Human rights groups rap the Palestinian Authority leadership for failing to hold parliamentary and presidential elections before a January 25 deadline set by the Basic Law.
According to the Basic Law, Palestinians were to go to polls to choose their favorite parliamentary and presidential candidates on 25 January.
But the deadline was missed amid an ongoing political standoff between the rival factions of Hamas and Fatah.
The al-Marsad Center for Human Rights’ elections and democracy branch on Monday denounced the Palestinian Authority’s failure to hold elections throughout the occupied Palestinian territories within a legal and constitutional timeframe as a violation of the Palestinian people’s right to vote.
The organization called on the Gaza-based Hamas to sign the Egyptian-brokered reconciliation document and demanded a decree from the Palestinian Authority’s leadership for the elections to be held on June 28, as stipulated in the document.

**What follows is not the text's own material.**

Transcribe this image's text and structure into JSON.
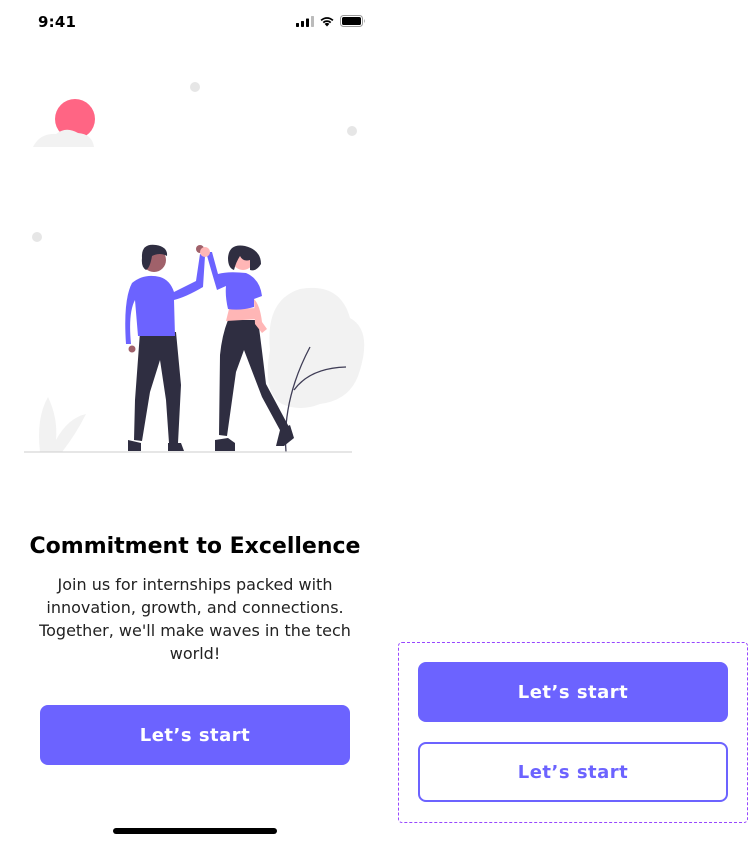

Saying that the mandate for the Palestinian Legislative Council (PLC) expired, the watchdog further urged PLC members to follow former member Hassan Khreisheh to declare expiration of their term as members of Palestine’s legislative body, in absence of new elections.
But the Palestinian parliament speaker and senior Hamas member, Aziz Dweik, rejected the expiration of the PLC mandate.
"The constitution is clear …it says the present PLC membership continues until there will be new elections," Dweik told Press TV correspondent in Ramallah.
Dweik also said he was positive on a "tangible progress" between Hamas and Fatah on the Egyptian paper despite slight differences that remain to be resolved.
The Fatah leaders who have signed the Egyptian-drafted document, however, accuse Hamas of blocking efforts for a national consensus.
"Hamas should first sign the Egyptian paper and then we can hold elections," Fatah Spokesman Osama al-Qawasmi stressed.
Hamas leaders, on the other hand, reject the allegations, saying they have nothing against holding elections but insist on reaching a national consensus prior to the votes.